Saved data entries ::
== Segment start ==

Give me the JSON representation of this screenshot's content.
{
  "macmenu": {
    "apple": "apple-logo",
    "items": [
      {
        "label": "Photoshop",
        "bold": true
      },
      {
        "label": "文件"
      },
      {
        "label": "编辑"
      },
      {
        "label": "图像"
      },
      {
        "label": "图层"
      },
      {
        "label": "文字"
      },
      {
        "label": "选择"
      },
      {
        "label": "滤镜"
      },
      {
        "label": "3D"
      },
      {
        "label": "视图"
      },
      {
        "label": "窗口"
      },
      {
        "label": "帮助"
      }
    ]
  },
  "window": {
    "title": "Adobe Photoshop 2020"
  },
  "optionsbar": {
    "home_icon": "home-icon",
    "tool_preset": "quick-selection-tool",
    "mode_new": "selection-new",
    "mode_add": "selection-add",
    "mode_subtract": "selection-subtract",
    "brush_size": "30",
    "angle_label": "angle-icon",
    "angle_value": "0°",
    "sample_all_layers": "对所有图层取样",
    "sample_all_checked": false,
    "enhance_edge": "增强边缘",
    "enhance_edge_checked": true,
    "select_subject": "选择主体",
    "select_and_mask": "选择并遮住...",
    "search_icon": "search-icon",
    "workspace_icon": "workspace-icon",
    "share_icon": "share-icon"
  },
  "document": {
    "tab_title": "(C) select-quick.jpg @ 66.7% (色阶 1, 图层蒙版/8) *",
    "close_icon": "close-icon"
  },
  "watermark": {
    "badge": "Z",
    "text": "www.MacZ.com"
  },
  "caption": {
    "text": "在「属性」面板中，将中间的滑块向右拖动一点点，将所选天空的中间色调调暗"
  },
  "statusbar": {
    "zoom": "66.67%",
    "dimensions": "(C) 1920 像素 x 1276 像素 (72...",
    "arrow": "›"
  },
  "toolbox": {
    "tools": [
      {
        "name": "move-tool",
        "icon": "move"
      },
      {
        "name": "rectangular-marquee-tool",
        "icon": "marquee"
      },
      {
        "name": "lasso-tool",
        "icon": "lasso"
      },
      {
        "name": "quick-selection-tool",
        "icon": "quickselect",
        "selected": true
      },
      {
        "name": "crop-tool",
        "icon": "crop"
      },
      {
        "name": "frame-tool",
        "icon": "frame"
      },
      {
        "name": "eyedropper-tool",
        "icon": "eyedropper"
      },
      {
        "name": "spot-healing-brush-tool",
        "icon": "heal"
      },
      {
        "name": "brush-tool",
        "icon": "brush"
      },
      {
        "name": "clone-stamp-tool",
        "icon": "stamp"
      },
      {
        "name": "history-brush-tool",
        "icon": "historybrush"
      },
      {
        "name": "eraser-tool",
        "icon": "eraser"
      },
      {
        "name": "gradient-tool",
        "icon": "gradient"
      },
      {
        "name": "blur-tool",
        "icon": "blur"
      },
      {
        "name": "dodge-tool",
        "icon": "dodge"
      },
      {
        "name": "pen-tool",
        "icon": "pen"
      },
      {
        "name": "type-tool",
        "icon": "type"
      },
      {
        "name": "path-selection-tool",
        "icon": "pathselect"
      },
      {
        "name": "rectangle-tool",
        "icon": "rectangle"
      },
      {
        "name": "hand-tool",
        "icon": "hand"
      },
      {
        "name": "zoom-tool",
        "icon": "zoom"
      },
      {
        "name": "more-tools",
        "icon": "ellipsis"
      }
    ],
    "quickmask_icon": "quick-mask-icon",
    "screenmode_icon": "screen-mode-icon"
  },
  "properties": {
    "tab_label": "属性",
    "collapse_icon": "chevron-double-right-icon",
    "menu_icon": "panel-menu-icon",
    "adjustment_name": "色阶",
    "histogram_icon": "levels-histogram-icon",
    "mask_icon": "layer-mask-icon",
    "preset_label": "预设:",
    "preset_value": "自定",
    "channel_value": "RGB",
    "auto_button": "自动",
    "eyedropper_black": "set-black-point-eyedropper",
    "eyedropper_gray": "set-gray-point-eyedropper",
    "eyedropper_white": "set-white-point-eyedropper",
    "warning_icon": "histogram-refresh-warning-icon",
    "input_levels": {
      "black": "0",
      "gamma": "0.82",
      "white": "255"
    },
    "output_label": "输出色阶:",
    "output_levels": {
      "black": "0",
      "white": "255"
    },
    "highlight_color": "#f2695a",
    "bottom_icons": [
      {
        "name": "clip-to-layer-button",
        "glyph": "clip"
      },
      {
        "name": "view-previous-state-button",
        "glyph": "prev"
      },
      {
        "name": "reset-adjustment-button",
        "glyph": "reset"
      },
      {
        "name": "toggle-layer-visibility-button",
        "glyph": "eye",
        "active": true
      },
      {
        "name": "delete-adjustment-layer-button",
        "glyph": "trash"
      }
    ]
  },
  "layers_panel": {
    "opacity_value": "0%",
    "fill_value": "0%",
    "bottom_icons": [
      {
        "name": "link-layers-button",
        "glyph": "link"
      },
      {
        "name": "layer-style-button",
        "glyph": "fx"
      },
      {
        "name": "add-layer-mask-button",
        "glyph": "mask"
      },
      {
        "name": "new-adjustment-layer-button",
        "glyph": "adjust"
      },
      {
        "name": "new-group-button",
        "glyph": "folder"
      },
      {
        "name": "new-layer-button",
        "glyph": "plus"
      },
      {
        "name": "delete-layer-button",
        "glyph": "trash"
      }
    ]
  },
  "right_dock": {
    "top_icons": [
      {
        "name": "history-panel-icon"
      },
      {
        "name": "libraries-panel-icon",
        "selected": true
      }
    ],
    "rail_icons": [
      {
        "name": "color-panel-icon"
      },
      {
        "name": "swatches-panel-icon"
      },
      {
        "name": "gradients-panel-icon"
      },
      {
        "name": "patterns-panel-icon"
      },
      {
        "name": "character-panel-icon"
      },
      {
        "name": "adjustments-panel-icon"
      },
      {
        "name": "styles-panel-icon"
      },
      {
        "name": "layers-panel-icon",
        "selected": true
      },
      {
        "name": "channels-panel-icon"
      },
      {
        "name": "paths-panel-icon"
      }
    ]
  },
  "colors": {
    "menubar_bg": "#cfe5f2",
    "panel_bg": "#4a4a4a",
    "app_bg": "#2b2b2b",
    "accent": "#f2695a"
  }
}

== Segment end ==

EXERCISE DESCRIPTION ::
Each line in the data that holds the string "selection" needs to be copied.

TASK RESPONSE ::
    "tool_preset": "quick-selection-tool",
    "mode_new": "selection-new",
    "mode_add": "selection-add",
    "mode_subtract": "selection-subtract",
        "name": "quick-selection-tool",
        "name": "path-selection-tool",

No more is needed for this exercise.